**Task statement:** Please return each record exactly as it stands.

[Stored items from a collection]
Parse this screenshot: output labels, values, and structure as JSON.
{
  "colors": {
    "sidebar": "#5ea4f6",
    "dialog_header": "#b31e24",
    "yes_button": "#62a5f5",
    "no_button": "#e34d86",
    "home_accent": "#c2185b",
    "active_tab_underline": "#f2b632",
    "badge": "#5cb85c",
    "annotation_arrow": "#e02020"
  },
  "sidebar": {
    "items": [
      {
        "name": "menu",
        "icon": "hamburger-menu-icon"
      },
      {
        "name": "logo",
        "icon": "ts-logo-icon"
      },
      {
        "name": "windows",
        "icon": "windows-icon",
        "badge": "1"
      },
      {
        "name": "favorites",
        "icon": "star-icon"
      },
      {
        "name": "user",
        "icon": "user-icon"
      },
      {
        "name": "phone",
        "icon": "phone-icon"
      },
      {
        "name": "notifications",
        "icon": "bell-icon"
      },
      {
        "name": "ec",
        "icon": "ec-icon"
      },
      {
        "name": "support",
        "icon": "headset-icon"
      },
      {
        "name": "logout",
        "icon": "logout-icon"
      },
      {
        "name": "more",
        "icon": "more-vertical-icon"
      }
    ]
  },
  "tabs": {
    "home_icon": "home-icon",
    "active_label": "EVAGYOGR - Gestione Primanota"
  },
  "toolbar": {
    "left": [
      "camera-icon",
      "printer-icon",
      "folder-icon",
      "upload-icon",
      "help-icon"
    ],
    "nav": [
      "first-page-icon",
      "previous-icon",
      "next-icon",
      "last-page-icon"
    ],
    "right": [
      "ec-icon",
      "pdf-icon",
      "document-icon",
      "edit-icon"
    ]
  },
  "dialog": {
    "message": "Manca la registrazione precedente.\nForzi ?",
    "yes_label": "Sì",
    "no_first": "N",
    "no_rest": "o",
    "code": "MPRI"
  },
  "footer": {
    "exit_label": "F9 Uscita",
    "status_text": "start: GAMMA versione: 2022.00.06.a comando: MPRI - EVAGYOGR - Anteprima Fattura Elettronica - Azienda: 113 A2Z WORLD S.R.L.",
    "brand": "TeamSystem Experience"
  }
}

**Written response:**
Parse this screenshot: output labels, values, and structure as JSON.
{
  "colors": {
    "sidebar": "#5ea4f6",
    "dialog_header": "#b31e24",
    "yes_button": "#62a5f5",
    "no_button": "#e34d86",
    "home_accent": "#c2185b",
    "active_tab_underline": "#f2b632",
    "badge": "#5cb85c",
    "annotation_arrow": "#e02020"
  },
  "sidebar": {
    "items": [
      {
        "name": "menu",
        "icon": "hamburger-menu-icon"
      },
      {
        "name": "logo",
        "icon": "ts-logo-icon"
      },
      {
        "name": "windows",
        "icon": "windows-icon",
        "badge": "1"
      },
      {
        "name": "favorites",
        "icon": "star-icon"
      },
      {
        "name": "user",
        "icon": "user-icon"
      },
      {
        "name": "phone",
        "icon": "phone-icon"
      },
      {
        "name": "notifications",
        "icon": "bell-icon"
      },
      {
        "name": "ec",
        "icon": "ec-icon"
      },
      {
        "name": "support",
        "icon": "headset-icon"
      },
      {
        "name": "logout",
        "icon": "logout-icon"
      },
      {
        "name": "more",
        "icon": "more-vertical-icon"
      }
    ]
  },
  "tabs": {
    "home_icon": "home-icon",
    "active_label": "EVAGYOGR - Gestione Primanota"
  },
  "toolbar": {
    "left": [
      "camera-icon",
      "printer-icon",
      "folder-icon",
      "upload-icon",
      "help-icon"
    ],
    "nav": [
      "first-page-icon",
      "previous-icon",
      "next-icon",
      "last-page-icon"
    ],
    "right": [
      "ec-icon",
      "pdf-icon",
      "document-icon",
      "edit-icon"
    ]
  },
  "dialog": {
    "message": "Manca la registrazione precedente.\nForzi ?",
    "yes_label": "Sì",
    "no_first": "N",
    "no_rest": "o",
    "code": "MPRI"
  },
  "footer": {
    "exit_label": "F9 Uscita",
    "status_text": "start: GAMMA versione: 2022.00.06.a comando: MPRI - EVAGYOGR - Anteprima Fattura Elettronica - Azienda: 113 A2Z WORLD S.R.L.",
    "brand": "TeamSystem Experience"
  }
}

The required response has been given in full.